Once I got done sobbing my guts out, I was ready to immediately share it with my friends. But, I stopped and re-read the story. This time, I wondered; “Did this really happen?” I’ve become really skeptical when reading social media stories like this. I know enough about how commercial airline pilots operate and communicate on the flight deck to suspect the person who wrote this had at least the same level of knowledge as me (which isn’t much, but more than most folks). So, I did what any other savvy SM geek would do…I went to Snopes.com.
Sure enough, Snopes.com has a slight variation of the story in their database. I also turned to Google, typed in a few search terms which all pointed to this site; purportedly the blog of the airline pilot who wrote the story in 2008.
As of two days ago, Snopes.com has yet to verify the authenticity of the story. The immediate visceral emotional reaction it sparked in me, and the fact that the alleged pilot has not blogged for a couple of years has me even more skeptical that it actually happened (at least the way it is written).
BUT, in this case I don’t give a damn. I went ahead and shared it with my Facebook friends. Regardless of whether or not it is true, a story like this taps the spirit of heroism and honor of all who place themselves in harm’s way, and was worth sharing.
Three years ago, I was waiting in the Denver International Airport for a connecting flight home. I walked by an adjacent gate and saw emergency vehicles parked on the tarmac with their emergency lights on. Intrigued, I moved to the window, watching as a Southwest Airlines ground crew and port fire/police crews stood at attention as a military honor guard carefully carried the soldier to the hearse. The passengers respectfully stayed on the plane until the soldier was removed, and then silently filed out into the terminal.
I unconsciously stood at attention, glued to the glass for the 15 minutes it took to move the soldier to the hearse. You could have heard a pin drop. Someone suddenly sobbed. I turned around to see at least 100 people standing in silent tribute. The person sobbing said she was a mother of a soldier, and had a ticket on the same plane for the next leg of the flight. She didn’t want to get on the plane. Another woman reassured her that everything was fine and that she should go. I went over to her, expressed my gratitude for her son’s service, and went to the bar to salute our heroes.
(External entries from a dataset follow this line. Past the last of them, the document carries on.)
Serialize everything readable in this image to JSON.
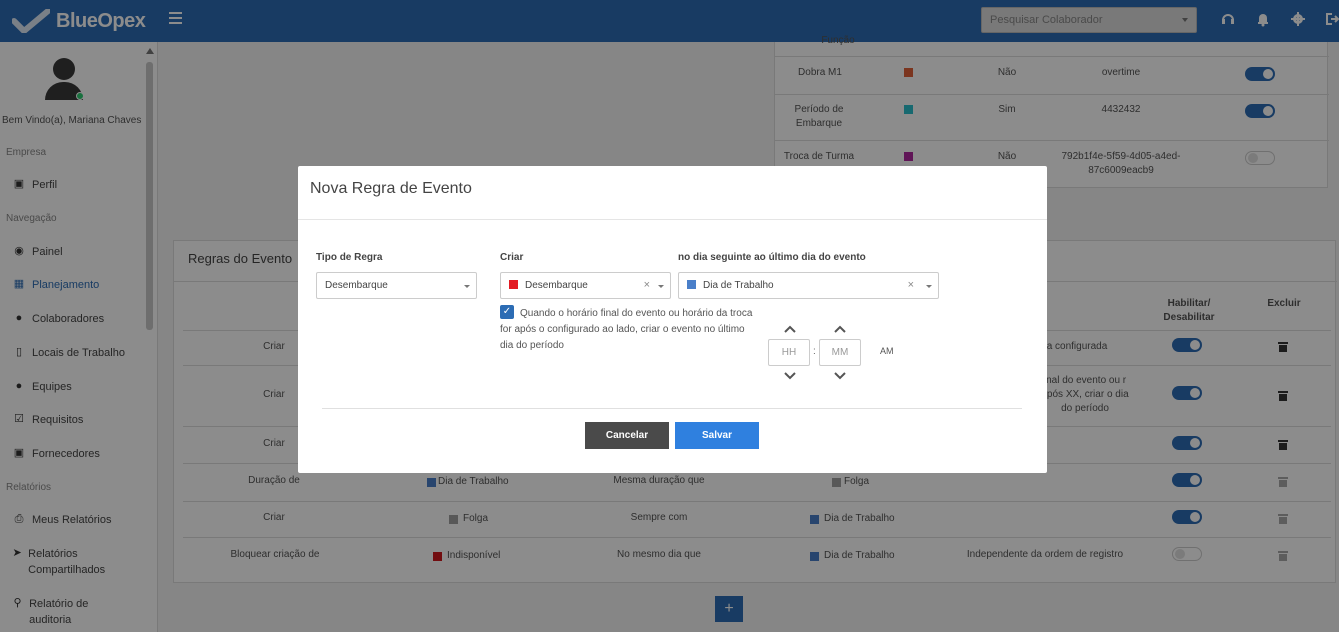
{
  "header": {
    "logo": "BlueOpex",
    "search_placeholder": "Pesquisar Colaborador"
  },
  "sidebar": {
    "welcome": "Bem Vindo(a), Mariana Chaves",
    "sections": [
      "Empresa",
      "Navegação",
      "Relatórios"
    ],
    "items": [
      {
        "label": "Perfil",
        "icon": "briefcase-icon"
      },
      {
        "label": "Painel",
        "icon": "dashboard-icon"
      },
      {
        "label": "Planejamento",
        "icon": "calendar-icon",
        "active": true
      },
      {
        "label": "Colaboradores",
        "icon": "users-icon"
      },
      {
        "label": "Locais de Trabalho",
        "icon": "building-icon"
      },
      {
        "label": "Equipes",
        "icon": "team-icon"
      },
      {
        "label": "Requisitos",
        "icon": "checkbox-icon"
      },
      {
        "label": "Fornecedores",
        "icon": "truck-icon"
      },
      {
        "label": "Meus Relatórios",
        "icon": "print-icon"
      },
      {
        "label": "Relatórios Compartilhados",
        "icon": "share-icon"
      },
      {
        "label": "Relatório de auditoria",
        "icon": "search-icon"
      }
    ]
  },
  "top_table": {
    "partial_text": "Função",
    "rows": [
      {
        "name": "Dobra M1",
        "color": "#e0623a",
        "flag": "Não",
        "code": "overtime",
        "enabled": true
      },
      {
        "name": "Período de Embarque",
        "color": "#2bbfcc",
        "flag": "Sim",
        "code": "4432432",
        "enabled": true
      },
      {
        "name": "Troca de Turma",
        "color": "#b0279f",
        "flag": "Não",
        "code": "792b1f4e-5f59-4d05-a4ed-87c6009eacb9",
        "enabled": false
      }
    ]
  },
  "rules_card": {
    "title": "Regras do Evento",
    "headers": {
      "enable": "Habilitar/ Desabilitar",
      "delete": "Excluir"
    },
    "rows": [
      {
        "action": "Criar",
        "right_text": "a configurada",
        "enabled": true,
        "can_delete": true
      },
      {
        "action": "Criar",
        "right_text": "inal do evento ou r após XX, criar o dia do período",
        "enabled": true,
        "can_delete": true
      },
      {
        "action": "Criar",
        "enabled": true,
        "can_delete": true
      },
      {
        "action": "Duração de",
        "event": "Dia de Trabalho",
        "event_color": "#4a7fc9",
        "relation": "Mesma duração que",
        "target": "Folga",
        "target_color": "#a0a0a0",
        "enabled": true,
        "can_delete": false
      },
      {
        "action": "Criar",
        "event": "Folga",
        "event_color": "#a0a0a0",
        "relation": "Sempre com",
        "target": "Dia de Trabalho",
        "target_color": "#4a7fc9",
        "enabled": true,
        "can_delete": false
      },
      {
        "action": "Bloquear criação de",
        "event": "Indisponível",
        "event_color": "#d0181e",
        "relation": "No mesmo dia que",
        "target": "Dia de Trabalho",
        "target_color": "#4a7fc9",
        "extra": "Independente da ordem de registro",
        "enabled": false,
        "can_delete": false
      }
    ],
    "add_label": "+"
  },
  "modal": {
    "title": "Nova Regra de Evento",
    "labels": {
      "rule_type": "Tipo de Regra",
      "create": "Criar",
      "condition": "no dia seguinte ao último dia do evento"
    },
    "rule_type_value": "Desembarque",
    "create_value": "Desembarque",
    "create_color": "#e31b23",
    "condition_value": "Dia de Trabalho",
    "condition_color": "#4a7fc9",
    "checkbox_checked": true,
    "checkbox_text": "Quando o horário final do evento ou horário da troca for após o configurado ao lado, criar o evento no último dia do período",
    "hour_placeholder": "HH",
    "minute_placeholder": "MM",
    "ampm": "AM",
    "colon": ":",
    "cancel_label": "Cancelar",
    "save_label": "Salvar",
    "cancel_color": "#4a4a4a",
    "save_color": "#2f80df"
  }
}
I never found out if she actually got on the plane.
You know what? I don’t care if Snopes.com finds out the truth. The story told will always be real to me. To all those that have-and continue to serve- THANK YOU AND MERRY CHRISTMAS!